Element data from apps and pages
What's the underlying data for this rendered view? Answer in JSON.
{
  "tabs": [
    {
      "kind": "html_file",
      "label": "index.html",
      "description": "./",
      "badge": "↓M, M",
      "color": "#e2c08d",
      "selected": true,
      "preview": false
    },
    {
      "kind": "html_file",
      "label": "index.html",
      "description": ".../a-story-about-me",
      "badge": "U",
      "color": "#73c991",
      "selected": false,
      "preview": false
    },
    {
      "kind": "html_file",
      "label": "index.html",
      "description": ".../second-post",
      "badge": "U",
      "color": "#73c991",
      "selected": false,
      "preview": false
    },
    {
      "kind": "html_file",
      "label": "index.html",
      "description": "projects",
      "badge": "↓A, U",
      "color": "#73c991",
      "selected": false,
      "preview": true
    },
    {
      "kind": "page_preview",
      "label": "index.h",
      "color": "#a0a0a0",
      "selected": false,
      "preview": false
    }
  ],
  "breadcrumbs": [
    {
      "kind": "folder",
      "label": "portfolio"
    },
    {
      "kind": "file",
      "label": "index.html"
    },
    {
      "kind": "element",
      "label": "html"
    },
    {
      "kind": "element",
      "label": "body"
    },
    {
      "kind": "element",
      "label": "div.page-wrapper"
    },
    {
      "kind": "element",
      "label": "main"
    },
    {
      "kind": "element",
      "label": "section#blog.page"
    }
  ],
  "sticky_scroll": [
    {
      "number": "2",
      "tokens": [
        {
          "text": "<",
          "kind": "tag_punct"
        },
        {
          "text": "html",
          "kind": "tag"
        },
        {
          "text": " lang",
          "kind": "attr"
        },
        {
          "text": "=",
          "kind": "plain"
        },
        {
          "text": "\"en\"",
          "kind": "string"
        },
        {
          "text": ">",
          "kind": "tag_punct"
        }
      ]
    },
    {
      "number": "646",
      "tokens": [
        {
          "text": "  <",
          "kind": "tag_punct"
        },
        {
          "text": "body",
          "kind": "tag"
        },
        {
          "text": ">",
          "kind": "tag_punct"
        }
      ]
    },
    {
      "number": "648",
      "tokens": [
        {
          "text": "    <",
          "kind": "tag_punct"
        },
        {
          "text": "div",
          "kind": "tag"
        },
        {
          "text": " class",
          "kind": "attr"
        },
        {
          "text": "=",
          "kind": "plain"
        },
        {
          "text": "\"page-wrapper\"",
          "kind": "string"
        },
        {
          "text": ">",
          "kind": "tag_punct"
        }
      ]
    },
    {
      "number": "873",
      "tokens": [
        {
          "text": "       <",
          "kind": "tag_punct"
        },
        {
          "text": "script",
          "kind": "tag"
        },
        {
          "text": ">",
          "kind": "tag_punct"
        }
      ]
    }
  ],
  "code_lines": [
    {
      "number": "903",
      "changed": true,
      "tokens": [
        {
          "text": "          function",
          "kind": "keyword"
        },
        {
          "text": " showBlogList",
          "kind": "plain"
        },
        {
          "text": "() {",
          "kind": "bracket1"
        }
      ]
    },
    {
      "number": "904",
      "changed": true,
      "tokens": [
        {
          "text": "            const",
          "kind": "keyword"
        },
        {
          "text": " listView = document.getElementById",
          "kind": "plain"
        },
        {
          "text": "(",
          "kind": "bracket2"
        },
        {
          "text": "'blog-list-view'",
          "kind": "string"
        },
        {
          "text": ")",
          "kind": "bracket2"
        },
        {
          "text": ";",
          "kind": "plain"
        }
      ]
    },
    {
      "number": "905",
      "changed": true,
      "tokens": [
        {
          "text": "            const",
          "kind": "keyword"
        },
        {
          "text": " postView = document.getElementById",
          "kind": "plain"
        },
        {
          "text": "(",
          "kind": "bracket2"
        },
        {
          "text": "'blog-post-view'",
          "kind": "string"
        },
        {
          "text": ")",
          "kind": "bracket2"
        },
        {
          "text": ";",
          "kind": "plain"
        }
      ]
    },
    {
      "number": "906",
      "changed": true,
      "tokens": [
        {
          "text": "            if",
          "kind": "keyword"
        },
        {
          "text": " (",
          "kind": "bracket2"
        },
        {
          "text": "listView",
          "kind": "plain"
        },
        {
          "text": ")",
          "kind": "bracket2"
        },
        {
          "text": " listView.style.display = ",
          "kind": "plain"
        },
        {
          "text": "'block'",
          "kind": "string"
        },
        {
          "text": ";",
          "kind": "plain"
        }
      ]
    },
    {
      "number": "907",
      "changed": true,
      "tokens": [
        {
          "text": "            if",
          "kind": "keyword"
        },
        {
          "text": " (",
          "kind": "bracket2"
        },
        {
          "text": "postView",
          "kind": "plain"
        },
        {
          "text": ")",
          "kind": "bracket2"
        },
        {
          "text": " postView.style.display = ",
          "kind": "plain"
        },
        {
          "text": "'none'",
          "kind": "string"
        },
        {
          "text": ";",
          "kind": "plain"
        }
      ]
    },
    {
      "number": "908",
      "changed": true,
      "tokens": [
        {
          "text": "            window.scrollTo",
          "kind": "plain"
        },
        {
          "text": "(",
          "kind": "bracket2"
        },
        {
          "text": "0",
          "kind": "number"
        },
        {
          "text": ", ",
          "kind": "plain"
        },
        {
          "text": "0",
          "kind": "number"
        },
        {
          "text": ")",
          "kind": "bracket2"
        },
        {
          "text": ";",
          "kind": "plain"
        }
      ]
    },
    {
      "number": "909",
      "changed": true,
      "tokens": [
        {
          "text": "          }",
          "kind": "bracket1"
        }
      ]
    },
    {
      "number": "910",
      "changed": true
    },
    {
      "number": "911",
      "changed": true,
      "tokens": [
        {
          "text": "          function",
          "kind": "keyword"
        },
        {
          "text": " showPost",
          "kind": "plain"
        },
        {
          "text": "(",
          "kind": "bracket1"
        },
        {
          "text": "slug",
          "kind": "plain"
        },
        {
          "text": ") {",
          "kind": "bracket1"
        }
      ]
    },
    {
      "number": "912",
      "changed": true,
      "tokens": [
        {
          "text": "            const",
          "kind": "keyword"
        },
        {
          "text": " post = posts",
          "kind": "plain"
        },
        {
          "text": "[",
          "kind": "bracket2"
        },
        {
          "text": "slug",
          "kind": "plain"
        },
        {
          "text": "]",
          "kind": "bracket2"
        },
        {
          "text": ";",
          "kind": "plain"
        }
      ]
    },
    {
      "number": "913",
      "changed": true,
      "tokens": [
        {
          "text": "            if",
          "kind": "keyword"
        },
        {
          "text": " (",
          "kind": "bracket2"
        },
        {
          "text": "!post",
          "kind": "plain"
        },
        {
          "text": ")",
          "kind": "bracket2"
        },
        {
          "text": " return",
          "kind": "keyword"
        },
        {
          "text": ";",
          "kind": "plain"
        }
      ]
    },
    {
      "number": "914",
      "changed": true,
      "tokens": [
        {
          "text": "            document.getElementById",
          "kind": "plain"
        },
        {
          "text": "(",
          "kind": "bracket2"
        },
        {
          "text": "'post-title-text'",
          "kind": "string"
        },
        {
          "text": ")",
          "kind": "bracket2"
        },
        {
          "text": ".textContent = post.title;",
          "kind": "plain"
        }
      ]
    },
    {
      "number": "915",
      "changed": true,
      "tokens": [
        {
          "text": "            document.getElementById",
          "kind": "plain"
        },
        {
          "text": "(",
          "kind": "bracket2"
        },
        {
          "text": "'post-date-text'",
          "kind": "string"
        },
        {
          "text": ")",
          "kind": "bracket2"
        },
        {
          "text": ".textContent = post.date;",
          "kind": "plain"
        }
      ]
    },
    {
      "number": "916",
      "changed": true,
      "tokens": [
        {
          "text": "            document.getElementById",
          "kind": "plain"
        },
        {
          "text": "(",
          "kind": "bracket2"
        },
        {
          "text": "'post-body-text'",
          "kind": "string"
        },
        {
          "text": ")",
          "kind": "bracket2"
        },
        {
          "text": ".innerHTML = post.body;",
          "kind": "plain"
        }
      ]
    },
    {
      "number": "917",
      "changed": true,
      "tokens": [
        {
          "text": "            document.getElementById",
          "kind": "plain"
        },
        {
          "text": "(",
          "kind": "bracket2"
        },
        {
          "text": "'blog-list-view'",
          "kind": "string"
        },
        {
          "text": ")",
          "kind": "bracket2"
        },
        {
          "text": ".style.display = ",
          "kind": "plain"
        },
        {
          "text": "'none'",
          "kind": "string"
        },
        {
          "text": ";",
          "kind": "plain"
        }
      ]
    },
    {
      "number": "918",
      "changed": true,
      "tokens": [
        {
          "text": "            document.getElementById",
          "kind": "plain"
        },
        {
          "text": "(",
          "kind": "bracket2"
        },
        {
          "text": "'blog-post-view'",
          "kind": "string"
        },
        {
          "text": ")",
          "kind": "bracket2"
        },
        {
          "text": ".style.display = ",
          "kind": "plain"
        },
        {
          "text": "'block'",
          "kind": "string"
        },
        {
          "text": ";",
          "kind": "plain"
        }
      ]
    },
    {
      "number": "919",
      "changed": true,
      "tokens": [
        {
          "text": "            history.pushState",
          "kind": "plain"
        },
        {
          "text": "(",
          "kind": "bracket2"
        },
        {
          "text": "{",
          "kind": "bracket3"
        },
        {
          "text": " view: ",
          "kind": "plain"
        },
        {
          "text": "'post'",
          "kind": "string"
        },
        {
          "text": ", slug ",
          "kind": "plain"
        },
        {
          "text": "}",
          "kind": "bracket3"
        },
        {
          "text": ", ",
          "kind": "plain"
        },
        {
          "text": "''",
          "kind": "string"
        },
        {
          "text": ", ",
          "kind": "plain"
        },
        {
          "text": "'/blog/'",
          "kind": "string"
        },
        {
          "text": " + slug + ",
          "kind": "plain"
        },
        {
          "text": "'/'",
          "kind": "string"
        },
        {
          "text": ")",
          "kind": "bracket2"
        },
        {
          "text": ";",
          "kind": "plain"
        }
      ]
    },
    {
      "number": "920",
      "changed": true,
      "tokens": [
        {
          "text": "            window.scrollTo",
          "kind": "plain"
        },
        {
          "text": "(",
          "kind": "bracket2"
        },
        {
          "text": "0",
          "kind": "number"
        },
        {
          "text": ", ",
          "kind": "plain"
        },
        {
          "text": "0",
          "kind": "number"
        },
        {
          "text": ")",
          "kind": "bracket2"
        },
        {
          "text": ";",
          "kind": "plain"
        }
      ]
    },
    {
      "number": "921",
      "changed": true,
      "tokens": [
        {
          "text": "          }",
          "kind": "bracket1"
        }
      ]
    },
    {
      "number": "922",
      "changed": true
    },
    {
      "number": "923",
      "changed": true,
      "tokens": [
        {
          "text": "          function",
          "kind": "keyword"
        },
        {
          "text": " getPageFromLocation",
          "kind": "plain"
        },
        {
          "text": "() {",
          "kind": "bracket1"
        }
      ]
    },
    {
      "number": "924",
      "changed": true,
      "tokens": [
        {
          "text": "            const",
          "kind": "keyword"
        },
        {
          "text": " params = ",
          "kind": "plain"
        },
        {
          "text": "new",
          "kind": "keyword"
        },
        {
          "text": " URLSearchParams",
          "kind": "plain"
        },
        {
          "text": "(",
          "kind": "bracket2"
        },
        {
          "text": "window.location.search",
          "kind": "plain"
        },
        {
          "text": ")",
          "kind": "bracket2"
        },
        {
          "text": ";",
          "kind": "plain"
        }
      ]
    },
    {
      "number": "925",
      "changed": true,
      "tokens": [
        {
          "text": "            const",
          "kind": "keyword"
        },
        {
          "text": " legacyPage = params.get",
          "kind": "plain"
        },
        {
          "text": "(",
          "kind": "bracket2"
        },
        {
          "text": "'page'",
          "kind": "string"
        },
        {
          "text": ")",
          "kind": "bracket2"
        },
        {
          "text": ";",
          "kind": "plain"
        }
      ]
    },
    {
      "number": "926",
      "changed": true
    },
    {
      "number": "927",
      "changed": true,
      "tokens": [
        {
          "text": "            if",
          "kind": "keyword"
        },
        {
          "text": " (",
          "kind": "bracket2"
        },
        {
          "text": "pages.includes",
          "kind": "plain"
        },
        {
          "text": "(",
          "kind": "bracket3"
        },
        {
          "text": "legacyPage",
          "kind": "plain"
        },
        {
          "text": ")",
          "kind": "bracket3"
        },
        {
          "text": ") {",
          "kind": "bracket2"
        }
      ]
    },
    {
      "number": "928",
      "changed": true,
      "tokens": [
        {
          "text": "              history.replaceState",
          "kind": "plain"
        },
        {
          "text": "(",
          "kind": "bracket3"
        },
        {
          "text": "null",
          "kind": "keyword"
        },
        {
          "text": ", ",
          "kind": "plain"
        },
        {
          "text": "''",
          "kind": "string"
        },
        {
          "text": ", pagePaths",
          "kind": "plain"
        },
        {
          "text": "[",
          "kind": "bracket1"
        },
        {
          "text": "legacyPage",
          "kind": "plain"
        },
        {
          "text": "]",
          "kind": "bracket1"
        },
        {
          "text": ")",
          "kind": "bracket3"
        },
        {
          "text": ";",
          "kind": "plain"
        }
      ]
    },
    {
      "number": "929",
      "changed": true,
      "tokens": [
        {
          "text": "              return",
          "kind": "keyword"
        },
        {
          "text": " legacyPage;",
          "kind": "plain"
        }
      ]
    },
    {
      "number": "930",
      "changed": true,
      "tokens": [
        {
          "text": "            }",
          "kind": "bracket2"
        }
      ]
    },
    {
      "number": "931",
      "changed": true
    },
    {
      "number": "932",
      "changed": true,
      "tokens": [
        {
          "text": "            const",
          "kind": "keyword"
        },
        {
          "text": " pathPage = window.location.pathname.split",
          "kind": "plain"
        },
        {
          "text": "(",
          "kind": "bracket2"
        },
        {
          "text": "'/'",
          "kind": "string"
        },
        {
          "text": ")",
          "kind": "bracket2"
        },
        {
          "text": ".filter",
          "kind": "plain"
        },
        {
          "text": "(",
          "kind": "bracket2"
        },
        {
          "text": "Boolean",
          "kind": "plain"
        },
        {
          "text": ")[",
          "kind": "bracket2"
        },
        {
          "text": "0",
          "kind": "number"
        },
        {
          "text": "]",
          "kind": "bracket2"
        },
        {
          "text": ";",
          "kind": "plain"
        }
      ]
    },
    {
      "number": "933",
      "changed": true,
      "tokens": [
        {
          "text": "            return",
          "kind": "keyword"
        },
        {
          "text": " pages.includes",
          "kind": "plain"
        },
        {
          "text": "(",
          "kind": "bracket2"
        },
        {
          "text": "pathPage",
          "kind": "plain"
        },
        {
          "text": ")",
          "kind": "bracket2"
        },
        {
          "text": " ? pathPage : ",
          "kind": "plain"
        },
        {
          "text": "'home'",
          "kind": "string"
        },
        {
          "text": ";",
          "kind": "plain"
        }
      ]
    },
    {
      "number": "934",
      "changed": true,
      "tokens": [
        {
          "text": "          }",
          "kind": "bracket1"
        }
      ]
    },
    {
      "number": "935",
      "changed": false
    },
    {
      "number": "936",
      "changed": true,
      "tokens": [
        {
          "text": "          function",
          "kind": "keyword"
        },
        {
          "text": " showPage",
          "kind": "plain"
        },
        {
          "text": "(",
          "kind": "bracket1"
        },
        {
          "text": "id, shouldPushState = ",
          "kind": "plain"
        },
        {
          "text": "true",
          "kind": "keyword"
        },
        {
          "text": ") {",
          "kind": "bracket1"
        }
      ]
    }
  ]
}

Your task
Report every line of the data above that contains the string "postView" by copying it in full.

Output below
          "text": " postView = document.getElementById",
          "text": "postView",
          "text": " postView.style.display = ",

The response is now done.